When I was little, my father was just part of my day. He’d wake me in the morning and get me out the door in time for school. Then I’d run down the street to meet him on his way home from work. He wasn’t much of a handyman, but he kept our yard tidy with an old push mower. He paid bills at a small desk wedged between the wall and his bed. He didn’t scold as loud as Mom, but his silence was almost worse. When I was sad, my tears would be wiped away with his soft white hanky. Just a few of his words were all I needed to set my world right again. I loved tagging along on his Saturday errands. On Sundays, we’d walk hand in hand down the block to church.
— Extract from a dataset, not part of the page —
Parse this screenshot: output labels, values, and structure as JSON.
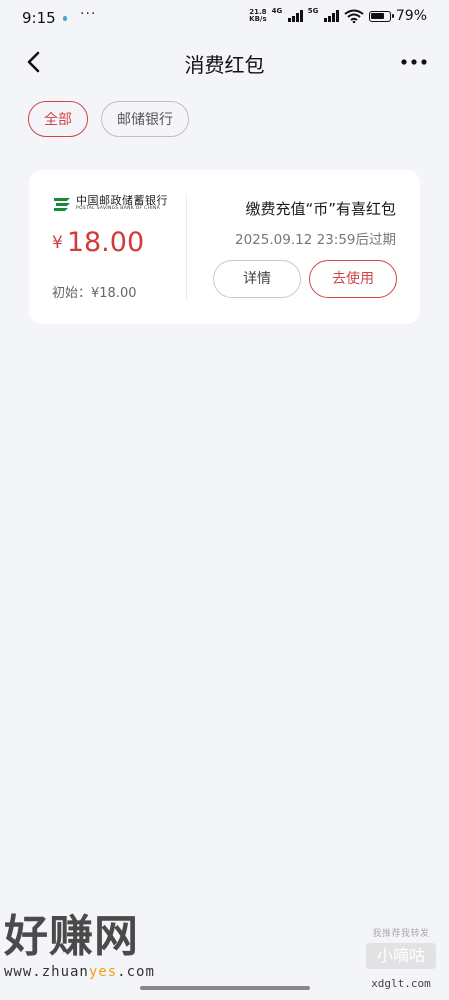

Being a teen didn’t change my perspective much. My dad was still just part of my day— he worked, took care of the yard and paid the bills. He even taught me how to drive a stick shift— without ever raising his voice. His listening ear and soft white hanky now helped my topsy-turvy teenage world. We played tennis and took long walks, but I thought that’s just what fathers wanted to do.
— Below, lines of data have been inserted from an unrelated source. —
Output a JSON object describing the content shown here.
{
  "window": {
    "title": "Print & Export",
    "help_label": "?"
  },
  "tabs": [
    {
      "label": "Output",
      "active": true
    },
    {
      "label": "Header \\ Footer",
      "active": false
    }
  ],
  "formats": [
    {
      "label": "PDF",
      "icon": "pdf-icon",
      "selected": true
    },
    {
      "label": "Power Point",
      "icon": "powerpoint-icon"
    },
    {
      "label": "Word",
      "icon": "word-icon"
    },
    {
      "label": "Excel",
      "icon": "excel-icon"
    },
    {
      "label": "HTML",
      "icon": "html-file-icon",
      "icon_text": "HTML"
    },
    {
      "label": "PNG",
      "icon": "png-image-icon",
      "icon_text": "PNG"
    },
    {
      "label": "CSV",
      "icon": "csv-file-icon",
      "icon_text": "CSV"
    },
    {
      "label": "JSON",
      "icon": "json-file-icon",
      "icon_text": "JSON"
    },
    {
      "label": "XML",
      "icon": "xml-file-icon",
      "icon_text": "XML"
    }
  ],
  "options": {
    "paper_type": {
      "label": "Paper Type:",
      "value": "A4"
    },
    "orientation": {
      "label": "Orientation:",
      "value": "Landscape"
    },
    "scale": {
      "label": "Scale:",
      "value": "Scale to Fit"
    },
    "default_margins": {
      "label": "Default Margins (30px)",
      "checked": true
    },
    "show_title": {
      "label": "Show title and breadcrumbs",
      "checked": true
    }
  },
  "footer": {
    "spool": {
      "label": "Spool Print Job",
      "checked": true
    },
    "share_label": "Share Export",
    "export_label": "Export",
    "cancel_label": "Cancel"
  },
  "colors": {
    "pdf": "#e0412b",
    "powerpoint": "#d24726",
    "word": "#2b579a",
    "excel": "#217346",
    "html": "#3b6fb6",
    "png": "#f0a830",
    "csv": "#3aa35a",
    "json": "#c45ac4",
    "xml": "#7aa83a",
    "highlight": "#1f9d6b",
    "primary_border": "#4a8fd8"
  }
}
I didn’t really appreciate fatherhood until my husband became one. Fatherhood seemed easy at first. But the burden grew along with the kids. Love motivated him, but it burned the fuel of sacrifice. His hard work provided our foundation—the home and the extras---like music lessons, sports and travel. For years I watched my husband finish work, pick up a mitt and coach little league, or basketball, or football. Fatherhood has a price. It cost more than I ever knew. Like many dads he didn’t even bother looking at the price tag. He just knew it was worth it.

I learned about the ‘honor thy father’ thing when I was little. I even tried to do it. But honestly, it was always more about me than him. Even as I watched my husband be the best father possible, I could have honored his effort more. Fatherhood isn’t easy and in the daily routine, it can be pretty thankless.

In our imperfect world, there are some fathers (and mothers) who’ve hurt their families deeply. How can that be honored? Here’s how: break that cycle and be the father he wasn’t. Be the kind of dad who offers himself so that the kids can have the chance they deserve. Our society is hurting and we need to honor those fathers who are doing all they can. And honor those who we step in and help those kids who need a dad. God knew it would be a tough job but when he gave the commandment to honor parents, he also promised that if we would, we’d enjoy a long life. Wow. Enjoying life. Yes, thanks to some special dads in my world, that’s exactly what I’ve been able to do. Now that’s worth celebrating. Happy Father’s Day!

CP Blogs do not necessarily reflect the views of The Christian Post. Opinions expressed are solely those of the author(s).